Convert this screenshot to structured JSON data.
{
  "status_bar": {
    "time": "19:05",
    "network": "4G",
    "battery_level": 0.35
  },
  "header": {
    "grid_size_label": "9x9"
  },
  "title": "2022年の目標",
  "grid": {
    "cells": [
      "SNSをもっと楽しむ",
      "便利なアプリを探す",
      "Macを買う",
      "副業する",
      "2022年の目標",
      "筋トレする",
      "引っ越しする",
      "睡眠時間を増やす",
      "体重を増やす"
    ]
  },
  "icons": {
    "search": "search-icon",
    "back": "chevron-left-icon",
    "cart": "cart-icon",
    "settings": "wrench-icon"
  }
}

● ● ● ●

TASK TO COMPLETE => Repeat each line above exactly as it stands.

SOLUTION TO THE EXERCISE =>
Convert this screenshot to structured JSON data.
{
  "status_bar": {
    "time": "19:05",
    "network": "4G",
    "battery_level": 0.35
  },
  "header": {
    "grid_size_label": "9x9"
  },
  "title": "2022年の目標",
  "grid": {
    "cells": [
      "SNSをもっと楽しむ",
      "便利なアプリを探す",
      "Macを買う",
      "副業する",
      "2022年の目標",
      "筋トレする",
      "引っ越しする",
      "睡眠時間を増やす",
      "体重を増やす"
    ]
  },
  "icons": {
    "search": "search-icon",
    "back": "chevron-left-icon",
    "cart": "cart-icon",
    "settings": "wrench-icon"
  }
}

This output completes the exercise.